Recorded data
____

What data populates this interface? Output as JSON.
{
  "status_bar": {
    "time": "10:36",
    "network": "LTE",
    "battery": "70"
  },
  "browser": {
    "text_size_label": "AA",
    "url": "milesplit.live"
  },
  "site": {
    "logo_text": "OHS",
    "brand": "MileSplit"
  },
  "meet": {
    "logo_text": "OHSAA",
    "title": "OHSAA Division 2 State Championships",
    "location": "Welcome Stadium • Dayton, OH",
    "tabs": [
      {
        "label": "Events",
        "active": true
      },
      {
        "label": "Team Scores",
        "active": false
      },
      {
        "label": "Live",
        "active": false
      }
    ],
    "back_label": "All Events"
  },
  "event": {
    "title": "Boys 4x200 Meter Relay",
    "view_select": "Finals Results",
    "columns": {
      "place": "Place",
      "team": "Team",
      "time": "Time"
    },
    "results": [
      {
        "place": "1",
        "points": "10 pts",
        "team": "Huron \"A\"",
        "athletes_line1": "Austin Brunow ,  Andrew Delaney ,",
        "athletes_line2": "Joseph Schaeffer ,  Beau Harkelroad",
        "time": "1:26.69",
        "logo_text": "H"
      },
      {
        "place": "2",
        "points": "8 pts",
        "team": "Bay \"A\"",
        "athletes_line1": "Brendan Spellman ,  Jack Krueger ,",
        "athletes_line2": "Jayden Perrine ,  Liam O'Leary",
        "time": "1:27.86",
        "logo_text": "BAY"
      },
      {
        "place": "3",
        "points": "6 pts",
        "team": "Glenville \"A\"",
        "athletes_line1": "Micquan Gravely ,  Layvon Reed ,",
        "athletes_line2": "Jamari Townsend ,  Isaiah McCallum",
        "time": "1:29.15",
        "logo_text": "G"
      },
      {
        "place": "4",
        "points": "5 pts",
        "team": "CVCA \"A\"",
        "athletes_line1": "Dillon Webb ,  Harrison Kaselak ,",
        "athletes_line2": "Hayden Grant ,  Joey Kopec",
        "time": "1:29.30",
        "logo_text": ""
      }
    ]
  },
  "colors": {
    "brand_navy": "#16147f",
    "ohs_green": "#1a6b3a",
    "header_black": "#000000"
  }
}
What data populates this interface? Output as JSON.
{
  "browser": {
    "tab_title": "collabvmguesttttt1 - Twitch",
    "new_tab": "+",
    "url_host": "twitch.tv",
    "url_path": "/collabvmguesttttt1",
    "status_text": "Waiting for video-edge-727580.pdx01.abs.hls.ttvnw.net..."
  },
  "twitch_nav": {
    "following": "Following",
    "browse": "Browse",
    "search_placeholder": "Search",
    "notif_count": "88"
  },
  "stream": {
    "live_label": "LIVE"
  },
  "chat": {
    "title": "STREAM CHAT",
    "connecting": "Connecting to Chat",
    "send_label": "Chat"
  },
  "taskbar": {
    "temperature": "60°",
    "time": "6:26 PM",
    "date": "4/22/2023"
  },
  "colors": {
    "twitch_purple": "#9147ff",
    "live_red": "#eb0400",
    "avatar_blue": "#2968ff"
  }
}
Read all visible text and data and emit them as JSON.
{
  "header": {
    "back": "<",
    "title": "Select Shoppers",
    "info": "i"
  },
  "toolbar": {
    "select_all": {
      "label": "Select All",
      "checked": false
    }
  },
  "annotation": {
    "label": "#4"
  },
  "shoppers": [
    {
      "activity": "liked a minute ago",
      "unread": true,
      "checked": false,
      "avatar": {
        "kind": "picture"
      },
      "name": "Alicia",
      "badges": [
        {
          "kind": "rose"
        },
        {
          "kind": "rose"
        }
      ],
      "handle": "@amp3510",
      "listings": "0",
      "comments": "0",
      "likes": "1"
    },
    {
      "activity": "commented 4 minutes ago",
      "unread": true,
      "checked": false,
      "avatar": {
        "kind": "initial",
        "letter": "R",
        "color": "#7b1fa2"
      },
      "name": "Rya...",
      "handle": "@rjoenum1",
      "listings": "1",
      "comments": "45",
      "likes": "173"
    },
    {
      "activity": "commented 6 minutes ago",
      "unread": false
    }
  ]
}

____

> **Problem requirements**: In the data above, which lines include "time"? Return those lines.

> **Solution to this problem**:
    "time": "10:36",
      "time": "Time"
        "time": "1:26.69",
        "time": "1:27.86",
        "time": "1:29.15",
        "time": "1:29.30",
    "time": "6:26 PM",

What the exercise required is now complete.